App and web page records:
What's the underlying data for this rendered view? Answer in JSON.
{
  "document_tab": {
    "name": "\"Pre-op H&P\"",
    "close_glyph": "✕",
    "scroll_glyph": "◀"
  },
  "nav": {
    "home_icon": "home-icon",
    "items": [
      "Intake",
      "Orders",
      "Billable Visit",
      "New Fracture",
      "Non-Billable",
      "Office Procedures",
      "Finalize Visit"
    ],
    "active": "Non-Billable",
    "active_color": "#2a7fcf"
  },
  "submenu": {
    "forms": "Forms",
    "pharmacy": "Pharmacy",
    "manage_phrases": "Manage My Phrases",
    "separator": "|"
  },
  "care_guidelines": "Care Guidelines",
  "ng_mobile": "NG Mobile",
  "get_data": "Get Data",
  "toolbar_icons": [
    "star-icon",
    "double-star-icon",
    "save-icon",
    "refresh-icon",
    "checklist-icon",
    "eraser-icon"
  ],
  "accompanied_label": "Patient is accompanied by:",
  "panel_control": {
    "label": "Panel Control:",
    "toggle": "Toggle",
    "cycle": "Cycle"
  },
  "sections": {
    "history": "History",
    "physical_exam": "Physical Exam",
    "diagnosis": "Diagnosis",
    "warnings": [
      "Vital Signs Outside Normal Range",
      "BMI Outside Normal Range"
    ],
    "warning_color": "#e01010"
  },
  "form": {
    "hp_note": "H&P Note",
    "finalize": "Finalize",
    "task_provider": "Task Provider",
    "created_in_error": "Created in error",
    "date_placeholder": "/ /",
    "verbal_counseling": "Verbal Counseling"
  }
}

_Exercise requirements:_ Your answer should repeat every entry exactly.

_Exercise result:_
What's the underlying data for this rendered view? Answer in JSON.
{
  "document_tab": {
    "name": "\"Pre-op H&P\"",
    "close_glyph": "✕",
    "scroll_glyph": "◀"
  },
  "nav": {
    "home_icon": "home-icon",
    "items": [
      "Intake",
      "Orders",
      "Billable Visit",
      "New Fracture",
      "Non-Billable",
      "Office Procedures",
      "Finalize Visit"
    ],
    "active": "Non-Billable",
    "active_color": "#2a7fcf"
  },
  "submenu": {
    "forms": "Forms",
    "pharmacy": "Pharmacy",
    "manage_phrases": "Manage My Phrases",
    "separator": "|"
  },
  "care_guidelines": "Care Guidelines",
  "ng_mobile": "NG Mobile",
  "get_data": "Get Data",
  "toolbar_icons": [
    "star-icon",
    "double-star-icon",
    "save-icon",
    "refresh-icon",
    "checklist-icon",
    "eraser-icon"
  ],
  "accompanied_label": "Patient is accompanied by:",
  "panel_control": {
    "label": "Panel Control:",
    "toggle": "Toggle",
    "cycle": "Cycle"
  },
  "sections": {
    "history": "History",
    "physical_exam": "Physical Exam",
    "diagnosis": "Diagnosis",
    "warnings": [
      "Vital Signs Outside Normal Range",
      "BMI Outside Normal Range"
    ],
    "warning_color": "#e01010"
  },
  "form": {
    "hp_note": "H&P Note",
    "finalize": "Finalize",
    "task_provider": "Task Provider",
    "created_in_error": "Created in error",
    "date_placeholder": "/ /",
    "verbal_counseling": "Verbal Counseling"
  }
}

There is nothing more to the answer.